Exercise input:
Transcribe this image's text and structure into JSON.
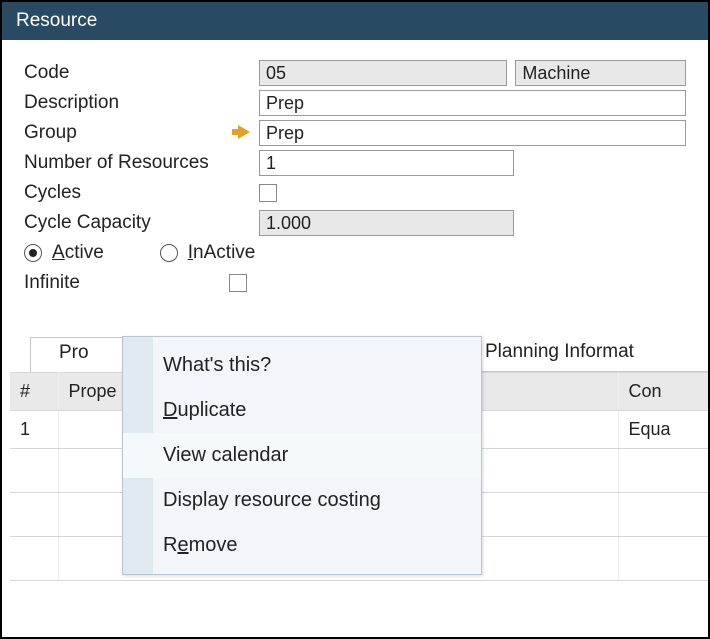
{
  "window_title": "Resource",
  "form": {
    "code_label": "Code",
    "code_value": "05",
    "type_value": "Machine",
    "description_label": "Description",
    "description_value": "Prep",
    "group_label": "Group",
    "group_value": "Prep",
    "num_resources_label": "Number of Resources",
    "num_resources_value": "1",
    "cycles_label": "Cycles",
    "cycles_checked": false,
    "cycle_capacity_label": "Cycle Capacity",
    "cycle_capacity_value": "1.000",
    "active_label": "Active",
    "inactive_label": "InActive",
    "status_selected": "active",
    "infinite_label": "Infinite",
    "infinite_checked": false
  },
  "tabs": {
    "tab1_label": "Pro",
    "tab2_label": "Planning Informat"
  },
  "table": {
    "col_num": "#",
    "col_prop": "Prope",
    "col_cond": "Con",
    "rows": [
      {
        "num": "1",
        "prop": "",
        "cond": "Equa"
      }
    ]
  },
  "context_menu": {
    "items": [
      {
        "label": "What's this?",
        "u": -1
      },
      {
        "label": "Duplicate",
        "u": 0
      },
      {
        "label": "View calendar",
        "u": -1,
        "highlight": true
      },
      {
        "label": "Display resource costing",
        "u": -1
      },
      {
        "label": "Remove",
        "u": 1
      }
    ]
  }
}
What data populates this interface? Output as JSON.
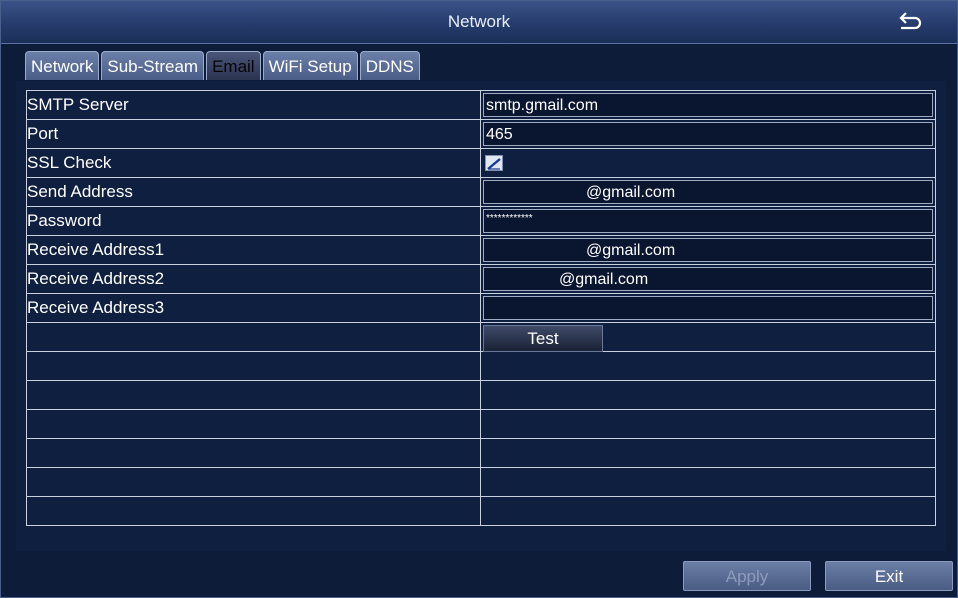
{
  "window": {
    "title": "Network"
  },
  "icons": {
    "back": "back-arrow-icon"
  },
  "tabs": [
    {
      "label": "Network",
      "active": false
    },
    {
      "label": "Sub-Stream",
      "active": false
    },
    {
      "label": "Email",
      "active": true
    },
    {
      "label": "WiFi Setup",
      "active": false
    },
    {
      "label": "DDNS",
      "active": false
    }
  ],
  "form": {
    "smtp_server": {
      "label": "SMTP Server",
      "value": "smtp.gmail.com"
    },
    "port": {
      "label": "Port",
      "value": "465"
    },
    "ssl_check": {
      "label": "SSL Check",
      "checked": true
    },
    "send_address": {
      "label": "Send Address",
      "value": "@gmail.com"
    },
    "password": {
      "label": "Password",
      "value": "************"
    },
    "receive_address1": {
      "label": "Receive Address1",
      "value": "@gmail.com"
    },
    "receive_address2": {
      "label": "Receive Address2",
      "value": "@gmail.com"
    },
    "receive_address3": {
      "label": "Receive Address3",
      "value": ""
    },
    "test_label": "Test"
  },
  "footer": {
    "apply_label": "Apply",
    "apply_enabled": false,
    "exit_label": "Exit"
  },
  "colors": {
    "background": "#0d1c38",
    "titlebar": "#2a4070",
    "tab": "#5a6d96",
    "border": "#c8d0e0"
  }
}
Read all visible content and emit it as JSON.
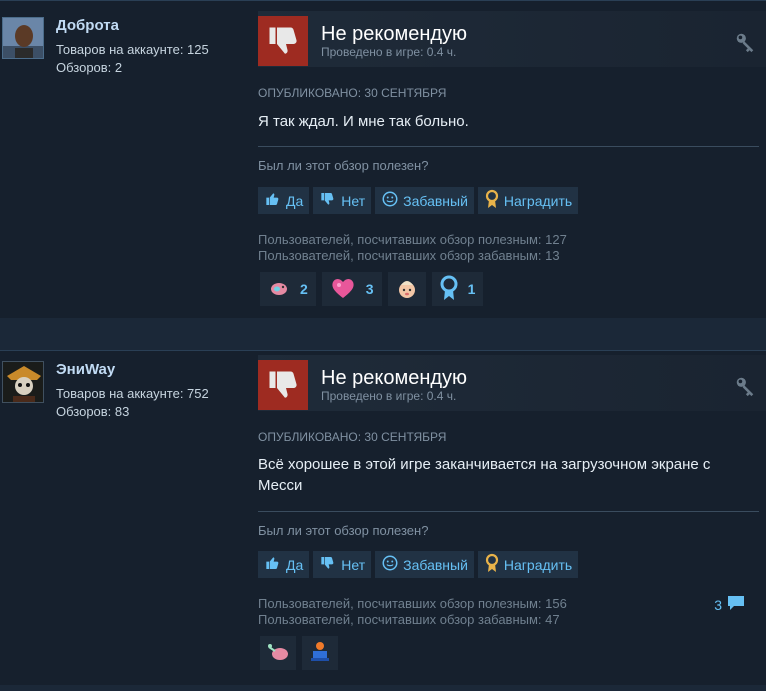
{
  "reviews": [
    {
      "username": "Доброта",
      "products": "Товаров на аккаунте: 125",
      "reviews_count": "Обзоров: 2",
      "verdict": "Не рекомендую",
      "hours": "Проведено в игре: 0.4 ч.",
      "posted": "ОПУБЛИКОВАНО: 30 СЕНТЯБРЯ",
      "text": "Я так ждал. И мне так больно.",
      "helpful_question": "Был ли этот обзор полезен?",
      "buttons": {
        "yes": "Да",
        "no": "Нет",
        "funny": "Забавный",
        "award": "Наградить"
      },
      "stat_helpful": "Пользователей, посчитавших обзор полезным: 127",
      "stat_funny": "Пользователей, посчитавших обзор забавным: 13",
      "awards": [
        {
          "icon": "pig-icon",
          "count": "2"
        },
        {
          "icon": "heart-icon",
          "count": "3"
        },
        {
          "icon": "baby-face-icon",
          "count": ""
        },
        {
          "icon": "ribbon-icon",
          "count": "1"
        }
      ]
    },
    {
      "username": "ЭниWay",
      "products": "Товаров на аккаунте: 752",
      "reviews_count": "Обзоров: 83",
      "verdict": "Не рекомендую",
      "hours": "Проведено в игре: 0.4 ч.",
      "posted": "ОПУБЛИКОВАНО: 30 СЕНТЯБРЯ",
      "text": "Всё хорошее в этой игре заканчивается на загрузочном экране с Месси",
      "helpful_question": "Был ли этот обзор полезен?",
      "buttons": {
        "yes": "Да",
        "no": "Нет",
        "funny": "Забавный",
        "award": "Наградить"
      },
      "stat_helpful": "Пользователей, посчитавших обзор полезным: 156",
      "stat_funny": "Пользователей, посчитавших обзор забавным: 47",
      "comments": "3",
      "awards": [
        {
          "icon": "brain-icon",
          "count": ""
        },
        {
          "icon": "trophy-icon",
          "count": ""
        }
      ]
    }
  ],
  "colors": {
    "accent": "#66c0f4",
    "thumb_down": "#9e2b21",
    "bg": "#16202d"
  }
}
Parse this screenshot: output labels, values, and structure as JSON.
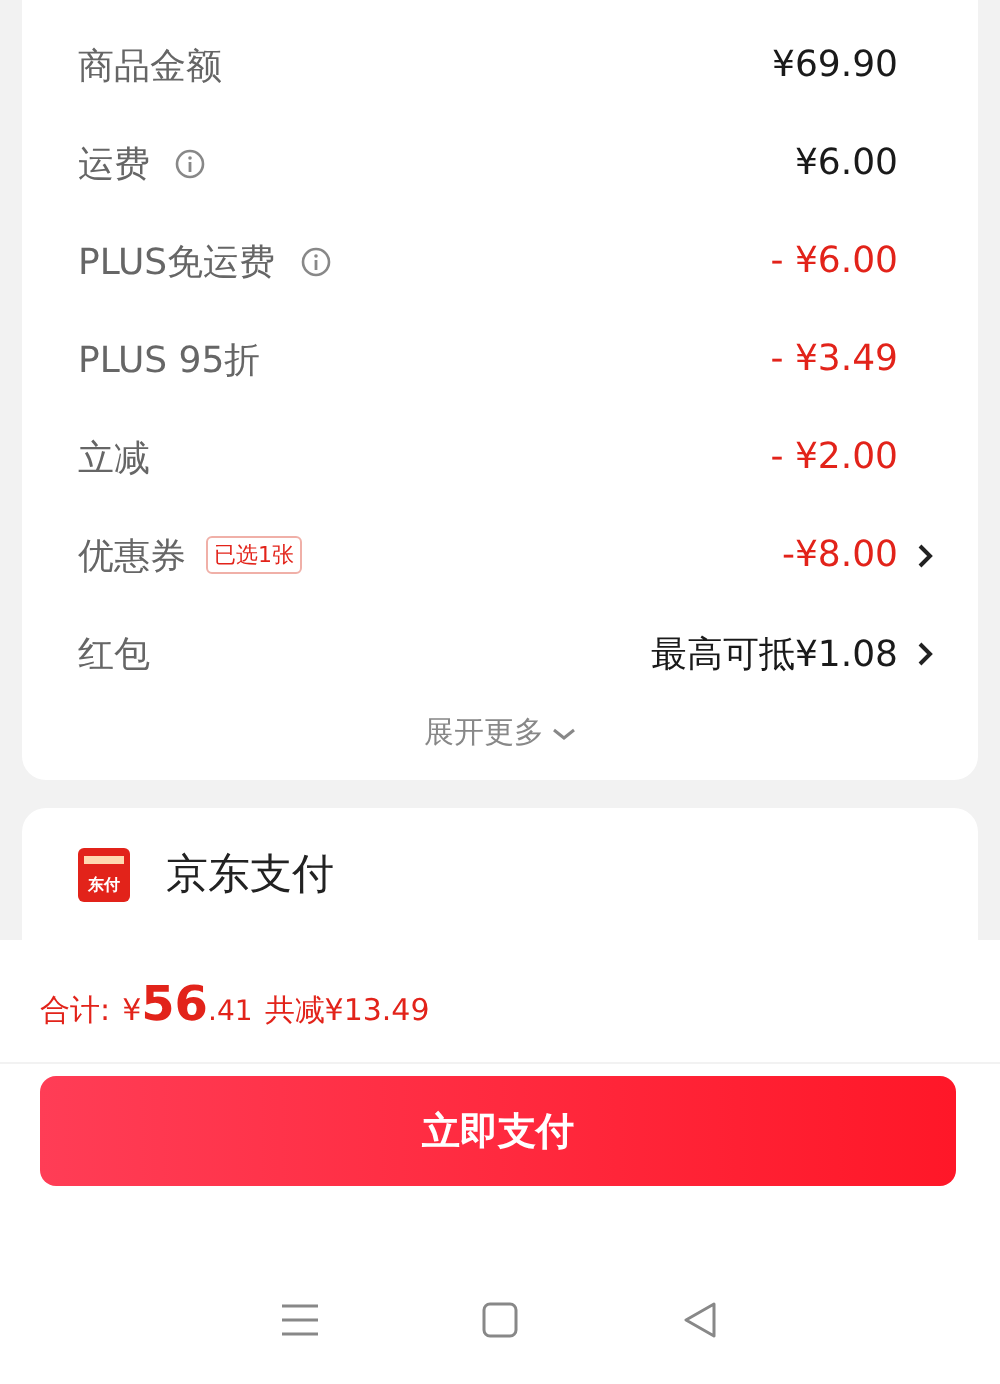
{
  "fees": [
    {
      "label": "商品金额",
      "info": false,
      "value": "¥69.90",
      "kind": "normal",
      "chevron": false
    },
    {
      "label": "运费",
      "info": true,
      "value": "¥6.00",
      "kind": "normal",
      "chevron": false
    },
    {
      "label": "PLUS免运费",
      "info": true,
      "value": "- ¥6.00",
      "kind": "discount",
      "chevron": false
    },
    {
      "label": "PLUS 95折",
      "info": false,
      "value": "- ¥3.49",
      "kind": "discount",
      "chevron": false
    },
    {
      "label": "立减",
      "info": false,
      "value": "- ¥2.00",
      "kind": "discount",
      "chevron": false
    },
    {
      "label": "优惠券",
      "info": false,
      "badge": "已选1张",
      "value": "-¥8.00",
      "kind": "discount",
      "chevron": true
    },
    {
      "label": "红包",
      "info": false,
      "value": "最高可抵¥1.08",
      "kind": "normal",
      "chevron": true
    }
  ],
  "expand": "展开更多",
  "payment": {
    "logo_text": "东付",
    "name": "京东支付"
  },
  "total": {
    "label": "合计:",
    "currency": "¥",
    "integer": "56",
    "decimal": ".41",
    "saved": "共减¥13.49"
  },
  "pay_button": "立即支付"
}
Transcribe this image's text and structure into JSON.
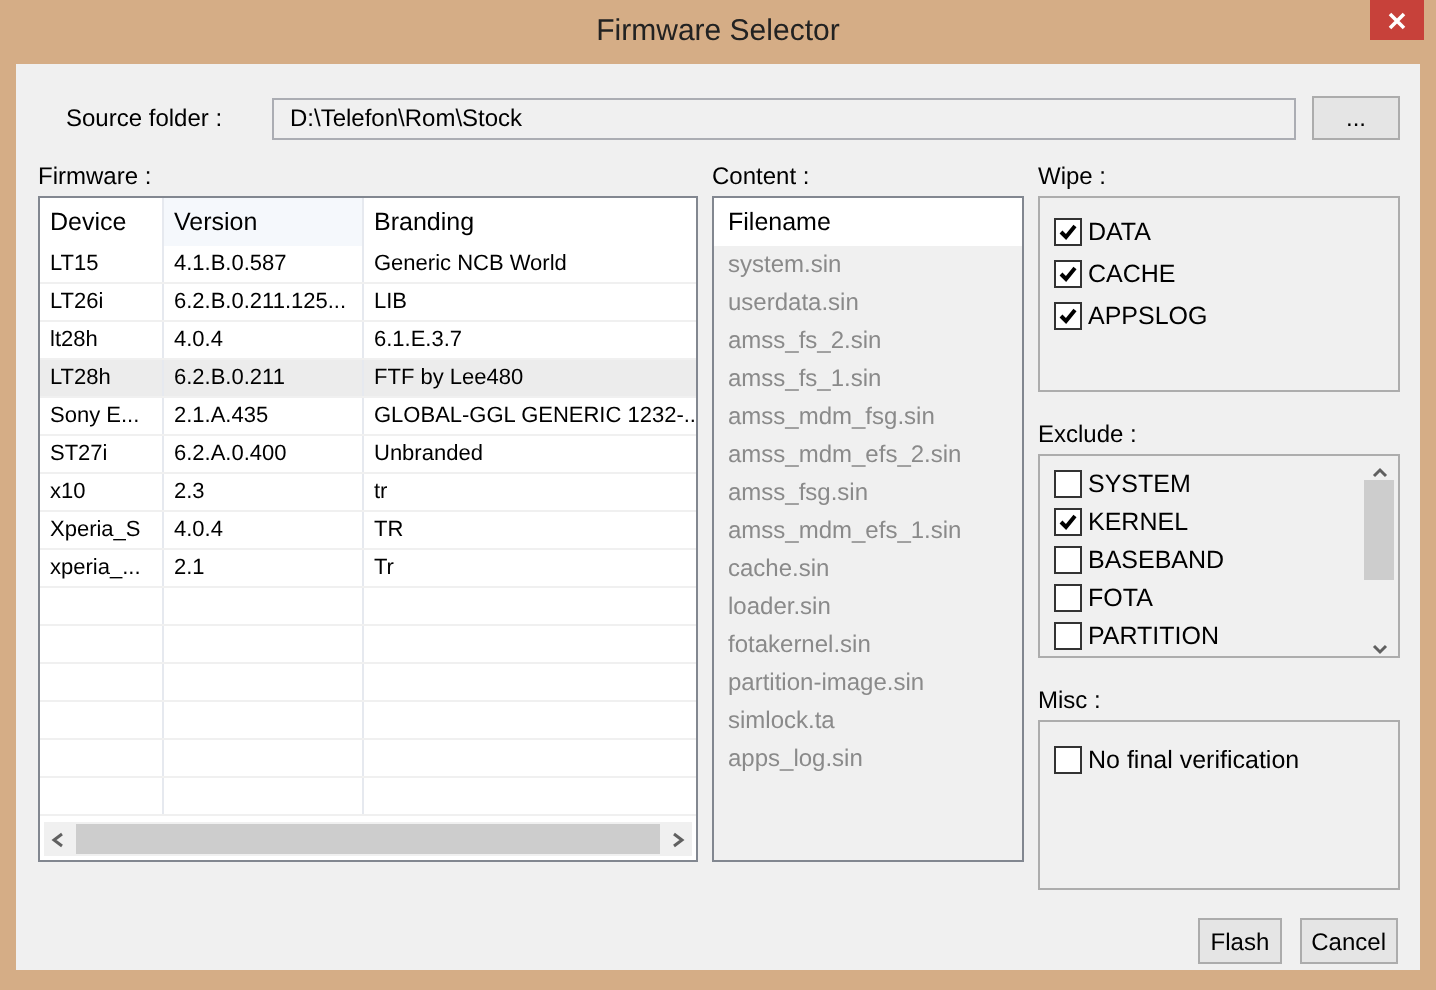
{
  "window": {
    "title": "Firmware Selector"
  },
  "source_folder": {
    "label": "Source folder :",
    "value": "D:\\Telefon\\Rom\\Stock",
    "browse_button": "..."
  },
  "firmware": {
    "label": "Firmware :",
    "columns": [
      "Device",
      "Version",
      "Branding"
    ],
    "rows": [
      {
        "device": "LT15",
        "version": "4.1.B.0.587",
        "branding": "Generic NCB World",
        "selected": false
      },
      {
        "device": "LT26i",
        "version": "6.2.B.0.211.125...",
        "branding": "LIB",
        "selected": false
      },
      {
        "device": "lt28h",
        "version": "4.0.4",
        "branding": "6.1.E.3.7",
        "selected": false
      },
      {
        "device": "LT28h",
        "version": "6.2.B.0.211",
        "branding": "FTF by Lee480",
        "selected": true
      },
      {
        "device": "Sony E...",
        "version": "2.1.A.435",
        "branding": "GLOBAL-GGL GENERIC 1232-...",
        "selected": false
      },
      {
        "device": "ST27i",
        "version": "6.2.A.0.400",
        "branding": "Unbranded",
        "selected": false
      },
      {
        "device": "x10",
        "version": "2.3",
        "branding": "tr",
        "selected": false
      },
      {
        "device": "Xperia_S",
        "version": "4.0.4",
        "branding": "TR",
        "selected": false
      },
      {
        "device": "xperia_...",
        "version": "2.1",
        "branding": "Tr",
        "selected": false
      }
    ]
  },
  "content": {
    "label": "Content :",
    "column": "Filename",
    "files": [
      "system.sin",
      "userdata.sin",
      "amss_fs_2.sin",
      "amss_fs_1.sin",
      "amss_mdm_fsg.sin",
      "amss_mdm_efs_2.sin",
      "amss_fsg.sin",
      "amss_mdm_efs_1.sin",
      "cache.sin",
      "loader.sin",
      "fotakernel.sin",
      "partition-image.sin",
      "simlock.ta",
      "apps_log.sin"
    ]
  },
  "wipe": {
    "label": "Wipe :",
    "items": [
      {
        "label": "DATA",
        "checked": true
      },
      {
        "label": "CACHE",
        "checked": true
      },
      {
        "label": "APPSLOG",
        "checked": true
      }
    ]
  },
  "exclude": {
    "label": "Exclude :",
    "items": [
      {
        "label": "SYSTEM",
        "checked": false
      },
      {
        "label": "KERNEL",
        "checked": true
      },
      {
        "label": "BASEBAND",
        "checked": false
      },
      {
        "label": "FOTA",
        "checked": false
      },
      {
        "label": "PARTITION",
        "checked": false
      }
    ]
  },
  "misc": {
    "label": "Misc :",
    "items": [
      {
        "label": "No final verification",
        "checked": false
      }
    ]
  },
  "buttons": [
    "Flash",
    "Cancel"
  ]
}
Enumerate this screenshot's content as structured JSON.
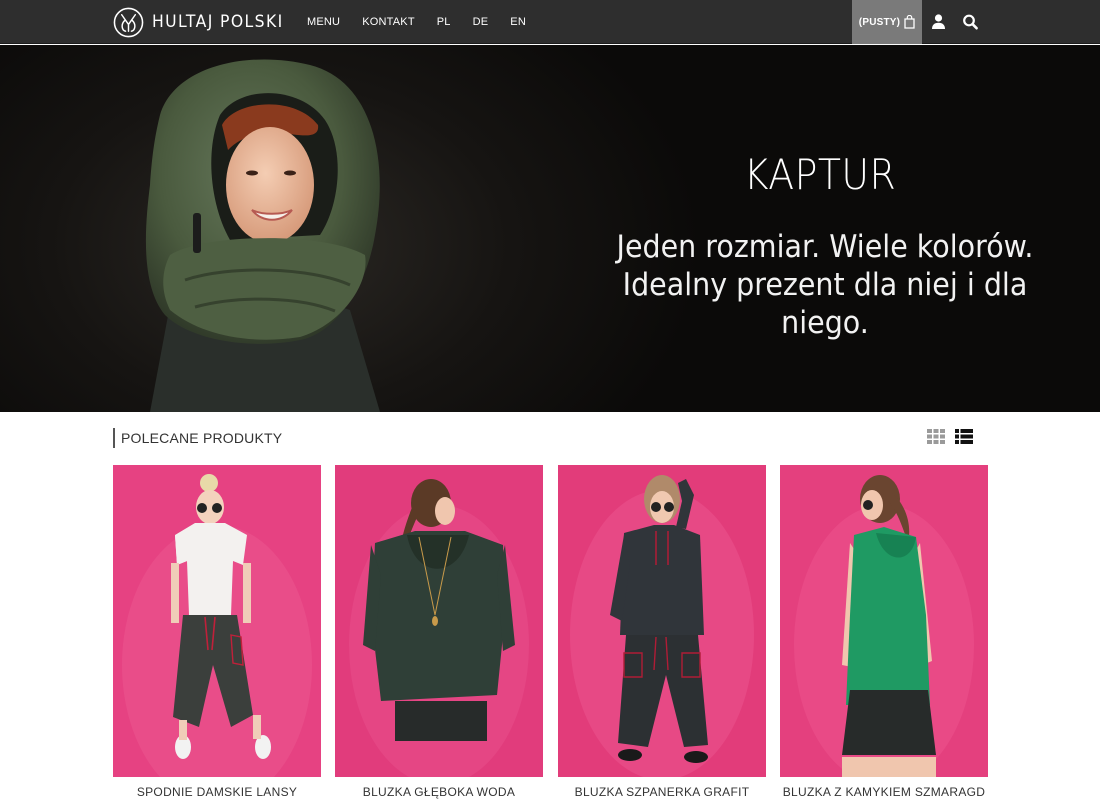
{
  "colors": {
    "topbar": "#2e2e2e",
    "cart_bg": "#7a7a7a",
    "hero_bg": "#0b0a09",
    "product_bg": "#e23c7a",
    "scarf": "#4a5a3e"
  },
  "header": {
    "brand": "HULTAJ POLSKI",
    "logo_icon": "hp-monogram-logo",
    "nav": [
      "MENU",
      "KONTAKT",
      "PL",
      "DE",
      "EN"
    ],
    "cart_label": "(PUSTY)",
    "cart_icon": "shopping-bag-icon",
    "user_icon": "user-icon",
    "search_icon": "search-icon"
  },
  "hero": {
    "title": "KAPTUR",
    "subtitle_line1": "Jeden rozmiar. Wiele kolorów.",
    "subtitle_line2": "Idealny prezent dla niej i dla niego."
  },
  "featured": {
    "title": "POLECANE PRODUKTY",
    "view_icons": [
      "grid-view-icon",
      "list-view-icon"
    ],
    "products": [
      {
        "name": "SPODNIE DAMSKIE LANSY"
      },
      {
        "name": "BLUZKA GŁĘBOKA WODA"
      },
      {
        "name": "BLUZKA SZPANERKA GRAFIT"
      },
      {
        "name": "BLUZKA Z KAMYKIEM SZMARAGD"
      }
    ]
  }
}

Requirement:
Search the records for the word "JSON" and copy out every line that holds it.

Your response:
Transcribe this image's text and structure into JSON.
What data populates this interface? Output as JSON.
Read all visible content and emit it as JSON.
Parse this screenshot: output labels, values, and structure as JSON.
Transcribe this image's text and structure into JSON.
Enumerate this screenshot's content as structured JSON.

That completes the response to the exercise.